3. Treatment Of Diseases
Treatment for diseases will depend on the type of disease affecting your agave plant. Some options include removing affected leaves or stems, improving drainage, or using a fungicide.
C. Environmental Issues
1. Identification Of Environmental Issues
Environmental issues that can affect agave plants include overwatering, underwatering, sunburn, and frost damage. Signs of these problems include wilting, yellowing, or browning of the leaves, stunted growth, and a general decline in the plant’s health.
2. Prevention Of Environmental Issues
Preventing environmental issues involves providing your agave plant with the right growing conditions. This includes providing it with the right amount of water and sunlight, protecting it from extreme temperatures, and ensuring proper drainage.
3. Treatment Of Environmental Issues
Treatment for environmental issues will depend on the type of problem affecting your agave plant. For example, if the plant is suffering from sunburn, you may need to move it to a location with more shade.
If the problem is overwatering, you may need to adjust your watering schedule or improve drainage.

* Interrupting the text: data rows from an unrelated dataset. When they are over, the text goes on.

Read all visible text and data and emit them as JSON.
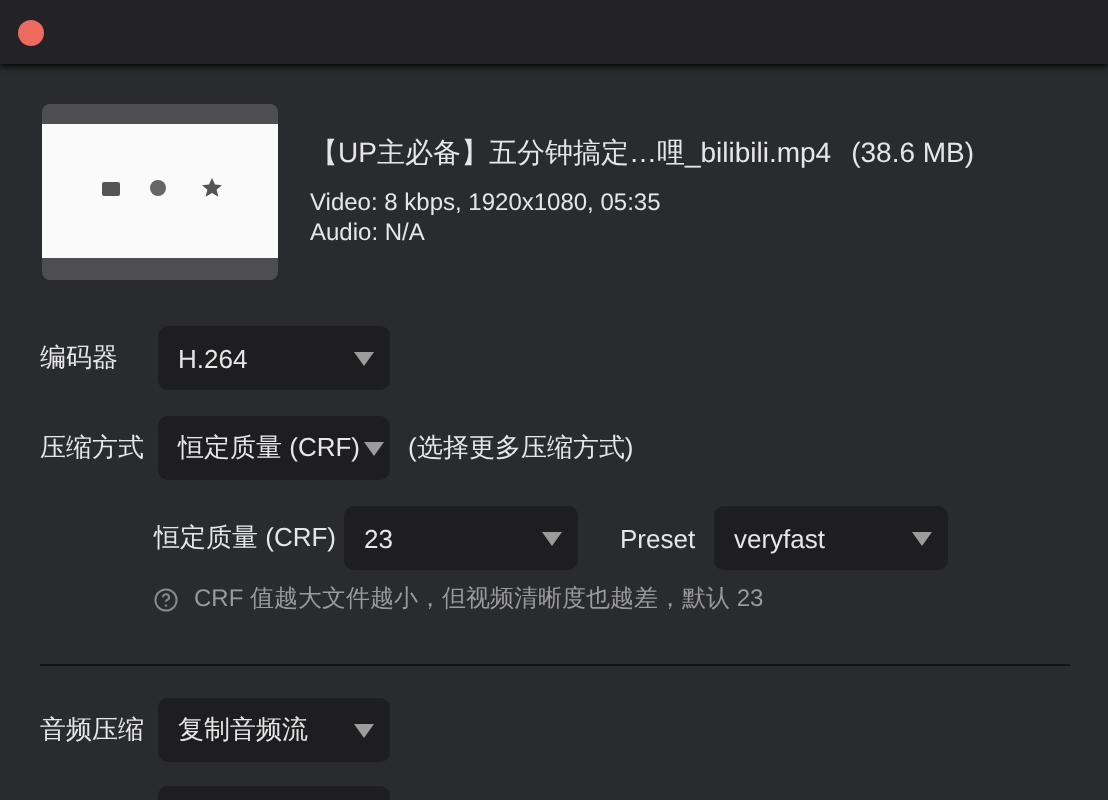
{
  "file": {
    "name": "【UP主必备】五分钟搞定…哩_bilibili.mp4",
    "size": "(38.6 MB)",
    "video": "Video: 8 kbps, 1920x1080, 05:35",
    "audio": "Audio: N/A"
  },
  "encoder": {
    "label": "编码器",
    "value": "H.264"
  },
  "compression": {
    "label": "压缩方式",
    "value": "恒定质量 (CRF)",
    "more_link": "(选择更多压缩方式)"
  },
  "crf": {
    "label": "恒定质量 (CRF)",
    "value": "23"
  },
  "preset": {
    "label": "Preset",
    "value": "veryfast"
  },
  "hint": "CRF 值越大文件越小，但视频清晰度也越差，默认 23",
  "audio_compression": {
    "label": "音频压缩",
    "value": "复制音频流"
  }
}
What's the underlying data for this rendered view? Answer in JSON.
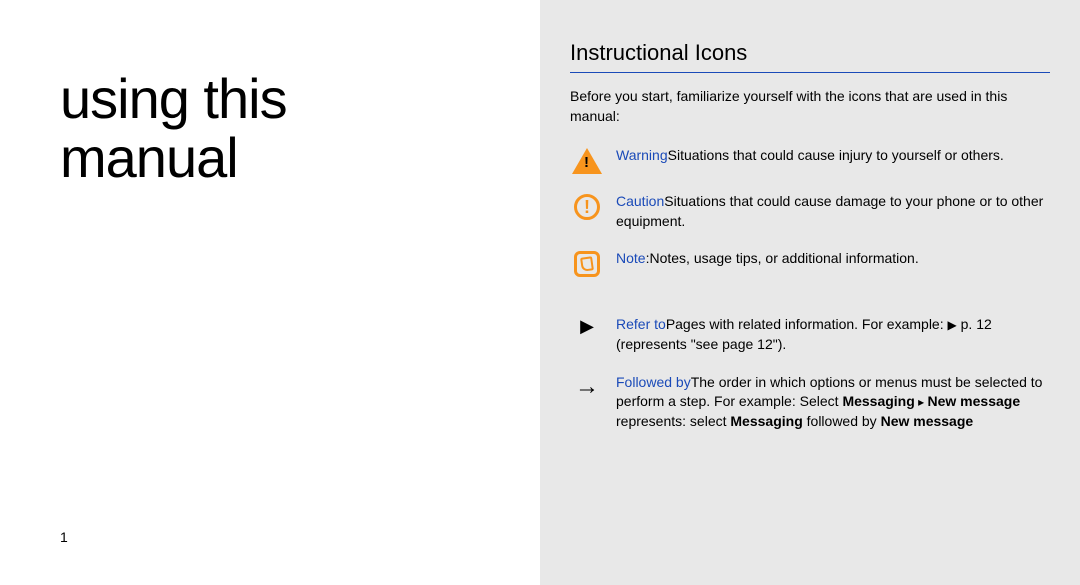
{
  "left": {
    "title_line1": "using this",
    "title_line2": "manual",
    "page_number": "1"
  },
  "right": {
    "heading": "Instructional Icons",
    "intro": "Before you start, familiarize yourself with the icons that are used in this manual:",
    "items": [
      {
        "icon": "warning",
        "label": "Warning",
        "label_sep": "—",
        "text": "Situations that could cause injury to yourself or others."
      },
      {
        "icon": "caution",
        "label": "Caution",
        "label_sep": "—",
        "text": "Situations that could cause damage to your phone or to other equipment."
      },
      {
        "icon": "note",
        "label": "Note",
        "label_sep": ":",
        "text": "Notes, usage tips, or additional information."
      },
      {
        "icon": "refer",
        "label": "Refer to",
        "label_sep": "—",
        "text_pre": "Pages with related information. For example: ",
        "text_post": " p. 12 (represents \"see page 12\")."
      },
      {
        "icon": "followed",
        "label": "Followed by",
        "label_sep": "—",
        "text_pre": "The order in which options or menus must be selected to perform a step. For example: Select ",
        "bold1": "Messaging",
        "mid1": " ",
        "bold2": "New message",
        "text_mid": " represents: select ",
        "bold3": "Messaging",
        "text_mid2": " followed by ",
        "bold4": "New message"
      }
    ]
  }
}
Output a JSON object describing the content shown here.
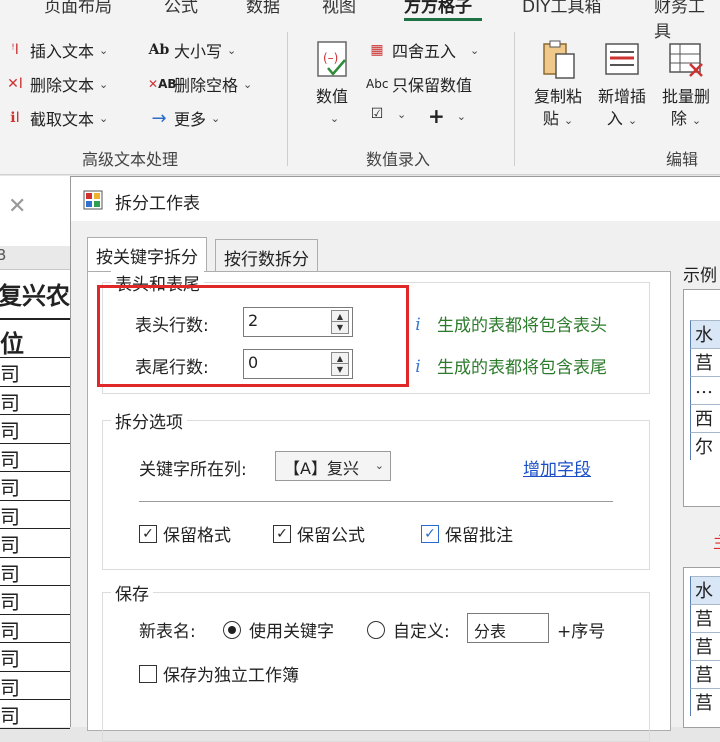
{
  "ribbon": {
    "tabs": [
      "页面布局",
      "公式",
      "数据",
      "视图",
      "方方格子",
      "DIY工具箱",
      "财务工具"
    ],
    "active_tab": "方方格子",
    "text_group": {
      "insert": "插入文本",
      "delete": "删除文本",
      "cut": "截取文本",
      "case": "大小写",
      "del_space": "删除空格",
      "more": "更多",
      "label": "高级文本处理"
    },
    "number_group": {
      "value_btn": "数值",
      "round": "四舍五入",
      "keep_value": "只保留数值",
      "label": "数值录入"
    },
    "edit_group": {
      "copy_paste": [
        "复制粘",
        "贴"
      ],
      "add_insert": [
        "新增插",
        "入"
      ],
      "batch_delete": [
        "批量删",
        "除"
      ],
      "label": "编辑"
    }
  },
  "sheet": {
    "column": "B",
    "title": "复兴农",
    "header": "位",
    "rows": [
      "司",
      "司",
      "司",
      "司",
      "司",
      "司",
      "司",
      "司",
      "司",
      "司",
      "司",
      "司",
      "司"
    ]
  },
  "dialog": {
    "title": "拆分工作表",
    "tabs": [
      "按关键字拆分",
      "按行数拆分"
    ],
    "header_footer": {
      "legend": "表头和表尾",
      "header_rows_label": "表头行数:",
      "header_rows_value": "2",
      "footer_rows_label": "表尾行数:",
      "footer_rows_value": "0",
      "header_hint": "生成的表都将包含表头",
      "footer_hint": "生成的表都将包含表尾"
    },
    "split_options": {
      "legend": "拆分选项",
      "key_column_label": "关键字所在列:",
      "key_column_value": "【A】复兴",
      "add_field": "增加字段",
      "keep_format": "保留格式",
      "keep_formula": "保留公式",
      "keep_comment": "保留批注"
    },
    "save": {
      "legend": "保存",
      "new_name_label": "新表名:",
      "use_keyword": "使用关键字",
      "custom": "自定义:",
      "custom_value": "分表",
      "suffix": "+序号",
      "save_standalone": "保存为独立工作簿"
    },
    "example": {
      "label": "示例",
      "top_cells": [
        "水",
        "莒",
        "…",
        "西",
        "尔"
      ],
      "bottom_cells": [
        "水",
        "莒",
        "莒",
        "莒",
        "莒"
      ],
      "red_mark": "主"
    }
  },
  "colors": {
    "accent_green": "#1e7145",
    "hint_green": "#2c7a2c",
    "link_blue": "#1a4fc7",
    "highlight_red": "#e02828"
  }
}
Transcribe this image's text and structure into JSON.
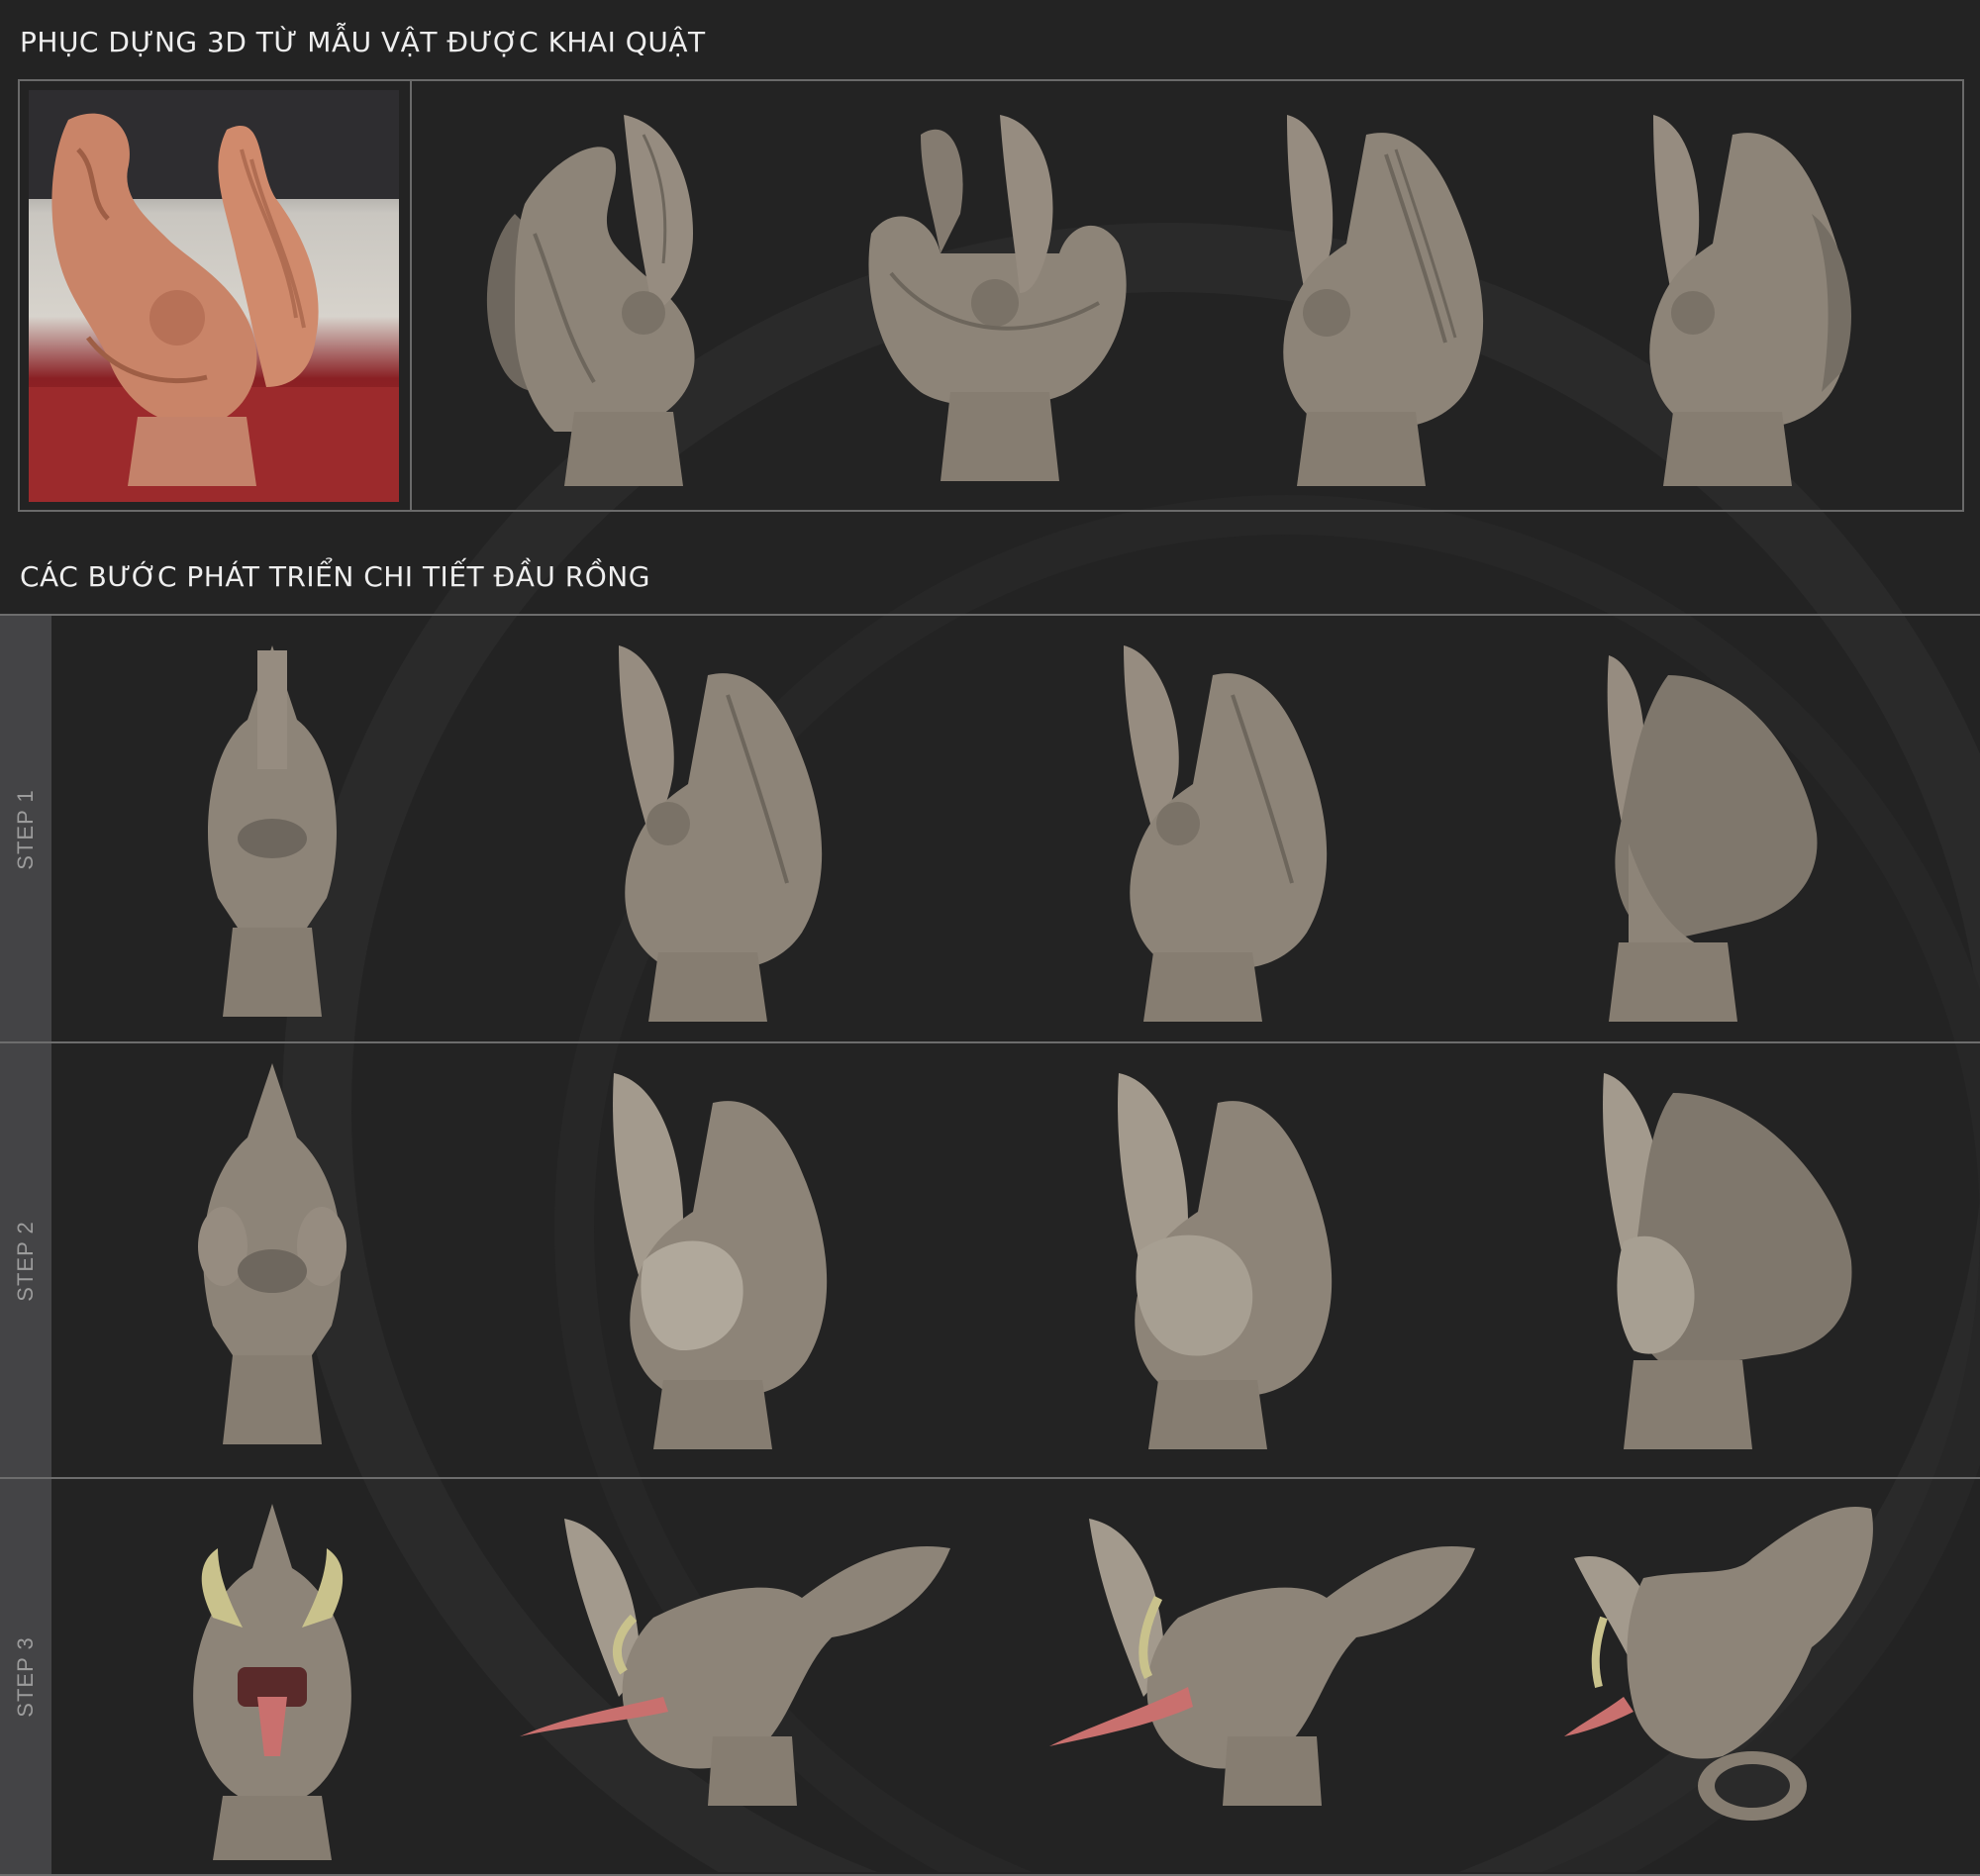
{
  "titles": {
    "reconstruction": "PHỤC DỰNG 3D TỪ MẪU VẬT ĐƯỢC KHAI QUẬT",
    "development": "CÁC BƯỚC PHÁT TRIỂN CHI TIẾT ĐẦU RỒNG"
  },
  "steps": [
    "STEP 1",
    "STEP 2",
    "STEP 3"
  ],
  "colors": {
    "background": "#232323",
    "sculpt_clay": "#8d8478",
    "terracotta": "#c98468",
    "horn": "#c9c28c",
    "tongue": "#c9706e",
    "step_band": "#444446"
  }
}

Iv. Best Practices For Growing And Caring For Agave Plants
A. Choosing The Right Soil
Agave plants require well-draining soil that is not too rich in organic matter. Sandy soil with added perlite or gravel is an ideal option. Avoid using heavy clay or compacted soil, as this can lead to root rot and other problems.
Agave plants are drought-tolerant and do not require frequent watering. Overwatering is a common problem that can lead to root rot and other issues.
Allow the soil to dry out between watering and water deeply when you do water. Be sure to water the soil directly rather than the leaves, as wet leaves can increase the risk of fungal disease.
Agave plants do not require frequent fertilization. In fact, too much fertilizer can lead to leggy growth and decreased resistance to pests and diseases. If you choose to fertilize your agave plant, do so sparingly and use a balanced fertilizer with a low nitrogen content.
Agave plants do not require regular pruning, but you may need to remove dead or damaged leaves occasionally. Use a clean, sharp pair of shears to avoid damaging the plant.
Agave plants can be propagated by removing offsets or pups that grow around the base of the plant. Wait until the offsets are at least a third the size of the parent plant before removing them. Plant them in well-draining soil and water sparingly until they establish roots.
Protecting your agave plant from extreme temperatures, pests, and diseases is key to its health and longevity. If you live in a cold climate, consider moving your agave plant indoors during the winter months.
Inspect the plant regularly for signs of pests and diseases, and treat any problems promptly to prevent them from spreading.
In conclusion, agave plants are an attractive and low-maintenance addition to any garden or indoor space. However, they are still susceptible to a range of problems that can impact their health and longevity, such as pests, diseases, and environmental stressors.
By understanding the common agave plant problems and how to prevent and treat them, you can ensure that your plants thrive for years to come.
Remember to choose the right soil, water sparingly, fertilize carefully, prune when necessary, propagate with care, and protect your plants from environmental stressors. With these best practices in mind, you can enjoy the unique beauty and resilience of agave plants in your home or garden.